Weisse Blumen 2021(Biokult)
Light orange. Aromatic with white flowers, white peach, a touch orange peel. Fresh taste, nice rounded acidity, lightly structured, salty finish.
Food: Apéritif, salads, fish (red and white), light meat, pig
I could have written a long introduction to the tasting. Here I will just mention that Nebbiolo Wines is one of the most important importers of natural wines in Norway, and Bellies, where Jan-Erik Hybertsen conducted this tasting (he is actually also a classical musical conductor) is probably the best 100% vegan restaurant in Norway.
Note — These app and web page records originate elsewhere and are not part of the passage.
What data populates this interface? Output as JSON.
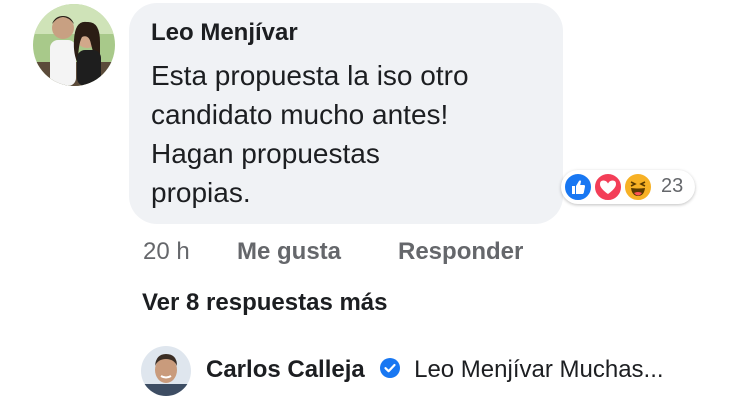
{
  "comment": {
    "author": "Leo Menjívar",
    "lines": [
      "Esta propuesta la iso otro",
      "candidato mucho antes!",
      "Hagan propuestas",
      "propias."
    ],
    "reactions": {
      "icons": [
        "like-icon",
        "love-icon",
        "haha-icon"
      ],
      "count": "23"
    },
    "time": "20 h",
    "like_label": "Me gusta",
    "reply_label": "Responder"
  },
  "more_replies_label": "Ver 8 respuestas más",
  "reply": {
    "author": "Carlos Calleja",
    "verified": true,
    "text": "Leo Menjívar Muchas..."
  },
  "colors": {
    "bubble": "#f0f2f5",
    "like": "#1877f2",
    "love": "#f33e58",
    "haha": "#f7b125",
    "secondary_text": "#65676b",
    "verified": "#1877f2"
  }
}
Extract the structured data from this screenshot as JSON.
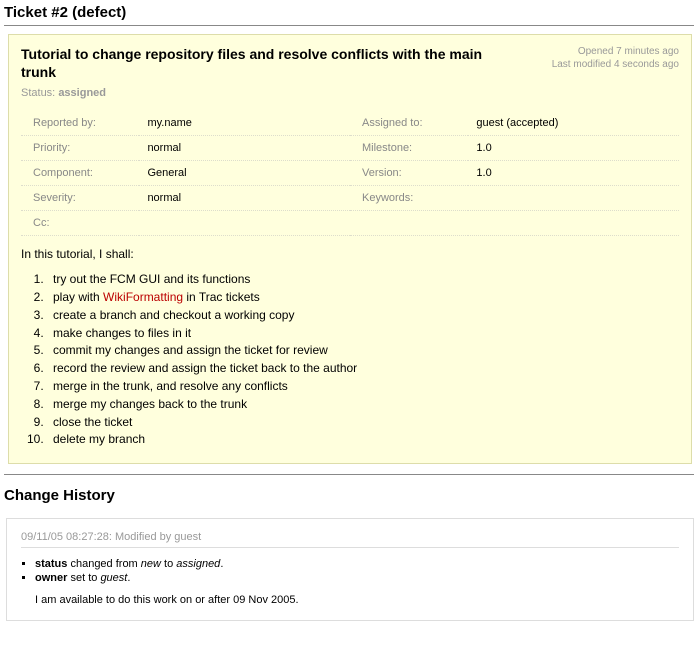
{
  "header": {
    "title": "Ticket #2 (defect)"
  },
  "ticket": {
    "summary": "Tutorial to change repository files and resolve conflicts with the main trunk",
    "opened": "Opened 7 minutes ago",
    "modified": "Last modified 4 seconds ago",
    "status_label": "Status:",
    "status_value": "assigned",
    "props": {
      "reported_by_label": "Reported by:",
      "reported_by_value": "my.name",
      "assigned_to_label": "Assigned to:",
      "assigned_to_value": "guest (accepted)",
      "priority_label": "Priority:",
      "priority_value": "normal",
      "milestone_label": "Milestone:",
      "milestone_value": "1.0",
      "component_label": "Component:",
      "component_value": "General",
      "version_label": "Version:",
      "version_value": "1.0",
      "severity_label": "Severity:",
      "severity_value": "normal",
      "keywords_label": "Keywords:",
      "keywords_value": "",
      "cc_label": "Cc:",
      "cc_value": ""
    },
    "description": {
      "intro": "In this tutorial, I shall:",
      "items": {
        "i1": "try out the FCM GUI and its functions",
        "i2a": "play with ",
        "i2b": "WikiFormatting",
        "i2c": " in Trac tickets",
        "i3": "create a branch and checkout a working copy",
        "i4": "make changes to files in it",
        "i5": "commit my changes and assign the ticket for review",
        "i6": "record the review and assign the ticket back to the author",
        "i7": "merge in the trunk, and resolve any conflicts",
        "i8": "merge my changes back to the trunk",
        "i9": "close the ticket",
        "i10": "delete my branch"
      }
    }
  },
  "history": {
    "header": "Change History",
    "entry1": {
      "meta": "09/11/05 08:27:28: Modified by guest",
      "status_field": "status",
      "status_text_a": " changed from ",
      "status_from": "new",
      "status_text_b": " to ",
      "status_to": "assigned",
      "status_dot": ".",
      "owner_field": "owner",
      "owner_text_a": " set to ",
      "owner_value": "guest",
      "owner_dot": ".",
      "comment": "I am available to do this work on or after 09 Nov 2005."
    }
  }
}
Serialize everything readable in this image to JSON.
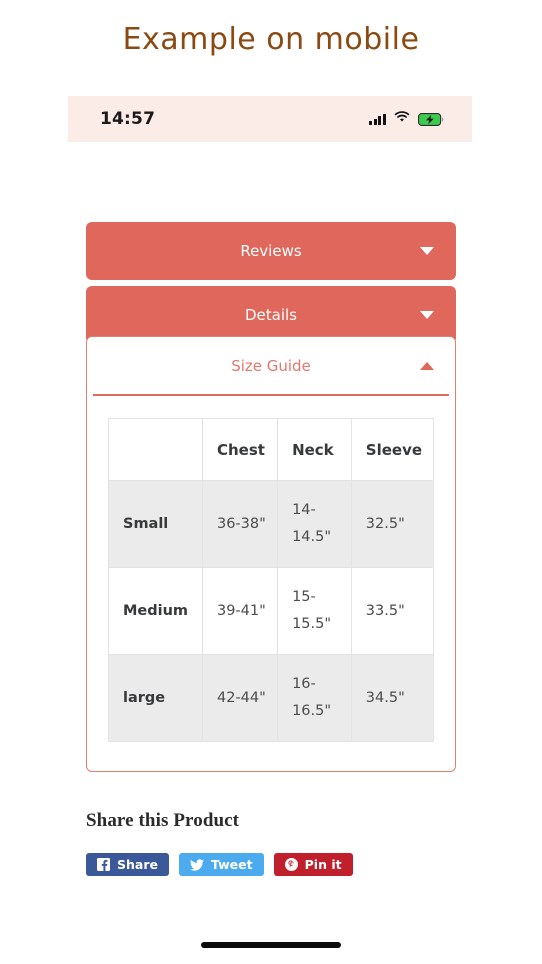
{
  "page": {
    "title": "Example on mobile",
    "title_color": "#8a4a12"
  },
  "status_bar": {
    "time": "14:57",
    "background": "#fcece8",
    "icons": [
      {
        "name": "signal-bars-icon",
        "label": "signal"
      },
      {
        "name": "wifi-icon",
        "label": "wifi"
      },
      {
        "name": "battery-charging-icon",
        "label": "battery charging",
        "color": "#3ecb4d"
      }
    ]
  },
  "accordion": {
    "accent_color": "#e0675b",
    "items": [
      {
        "label": "Reviews",
        "expanded": false,
        "icon": "chevron-down-icon"
      },
      {
        "label": "Details",
        "expanded": false,
        "icon": "chevron-down-icon"
      }
    ],
    "open_item": {
      "label": "Size Guide",
      "expanded": true,
      "icon": "chevron-up-icon",
      "label_color": "#e0786c"
    }
  },
  "size_table": {
    "headers": [
      "",
      "Chest",
      "Neck",
      "Sleeve"
    ],
    "rows": [
      {
        "size": "Small",
        "chest": "36-38\"",
        "neck": "14-14.5\"",
        "sleeve": "32.5\"",
        "shaded": true
      },
      {
        "size": "Medium",
        "chest": "39-41\"",
        "neck": "15-15.5\"",
        "sleeve": "33.5\"",
        "shaded": false
      },
      {
        "size": "large",
        "chest": "42-44\"",
        "neck": "16-16.5\"",
        "sleeve": "34.5\"",
        "shaded": true
      }
    ]
  },
  "share": {
    "heading": "Share this Product",
    "buttons": [
      {
        "label": "Share",
        "network": "facebook",
        "icon": "facebook-icon",
        "color": "#3b5998"
      },
      {
        "label": "Tweet",
        "network": "twitter",
        "icon": "twitter-icon",
        "color": "#4cabee"
      },
      {
        "label": "Pin it",
        "network": "pinterest",
        "icon": "pinterest-icon",
        "color": "#c0202c"
      }
    ]
  },
  "home_indicator": {
    "name": "home-indicator"
  }
}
I came a bit late, so I chose to concentrate on the Czech and Slovakian producers of their portfolio.
Magula is the Slovakian producer that we shall focus on here. They make natural wines exclusively from their own, organically grown grapes of Slovak and regional varieties. They started out in 2007, and since 2016 the farming has been biodynamic. They are found in Suchá Nad Parnou, a traditional wine-making village in the Small Carpathian wine region, just northeast of Bratislava. Here we find deep loess soils with a high proportion of minerals, especially calcium, and there is scarce rainfall, coupled with a large proportion of sunny days.
In 2001 they picked up the family tradition that been interrupted by the communist era. At that time they had an estate near what is in Slovak called the Wolf valley, from where this series of wines take its names.
Vlk is Slovak for wolf, and Oranžový Vlk becomes orange wolf. Among the other contributions the red, Cerveny Vlk, has a nice evolution while retaining its fine acidity; lots of red fruit and some leather and chocolate. The Frankovka (blaufränkisch in Austria) has a typical stony & herby aroma and fleshy taste. The pink wolf, Ružový, was a superb, fresh, lightly structured rosé.
The orange wolf is made from white grapes by open vat fermentation on skins and stems, followed by further maceration for two weeks. The blend is welschriesling 50% and grüner veltliner 30%, both from an old vineyard in Wolf’s valley, with the variety devín from a young vineyard on Rose mountain. It’s spontaneously fermented, unfiltered, unfined, and with no SO2 added. It’s aged in old barrels and amphorae. Half of it had two months of skin-contact with stems, most of the rest had ten days of skin-contact.
Oranžový Vlk 2019(Magula)
Deep orange. Aroma of stone fruits, apricot, peel and a touch of smoke. Medium-bodied with light tannin, good concentration and fruit, and adequate acidity.
With a little help from their friends: Welshriesling, Neuburger, Muscat Ottonel, Grüner Veltliner.
The most autochtonal grape varieties with indigenous character. Originally grown on limestone, schist and sedimentary soils. Handpicked, left overnight on the skins and stems, spontaneously fermented in large, old oak casks. Unfiltered. No sulfur added. Pure.
This is the beginning of the back label text, and it sums it all up well.
Gernot Heinrich runs his farm by the Neusiedler sea in a terroir-focused way with biodynamic treatments. His focus is on local grapes, and as such are the main actors in this performance among the minor grapes, the whole farm seen as a whole. It’s not a very small business, but after a more conventional big player start he now shares the principles normally associated with small artisan producers.
Natural White 2017(Weing. Heinrich)
Turbid yellow-green-greyish. Aromatic flowers and elderberry, somewhat yeasty over a layer of apricot. Over all a wonderful glug-glug, full, with integrated acidity and the slightest bit of resistance in form of a peel’ish hint of bitterness.
Food: Apéritif, salads, charcuterie, fried fish
Finally, as the back label advices: Attention: For best enjoyment, shake before pouring!
Primož Lavrenčič is found in the Vipava valley about 40 km east of the Italian border, where he owns 8 hectares of vineyards.
His objective is to make a modern wine based on traditional methods. He says that he “controls the temperature and oxidation” in the wine cellar, but “encouraging the rest”.
(Credit: Burja Estate)
He has a holistic approach to both vine, wine and nature. This includes stimulating spontaneous fermentation, because “the diversity of yeast strains contributes to the complexity of the wine and provides original expression of each vineyard”. Some of the old folks would have prohibited the low temperatures, to take the full advantage of the extended skin-contact). So this is maybe then a modern, elegant white with a nod to the traditional orange wines of the area.
The work in the vineyard is done according to organic and biodynamic principles. The grape composition is laški rizling (Italian riesling or Welschriesling) 30%, malvazija (d’Istria) 30%, rebula (ribolla gialla) 30%. 7 days skin-maceration in steel, 10 months ageing in barrel.
Bela 2016 (Burja Estate)
Deep golden. Aroma of mature fruits, citrus, peach, herbs, white pepper. Full on the palate, a touch of nuts and a natural, integrated acidity.
Food: Light meat, pig, veal, grilled and white fish, tasty salads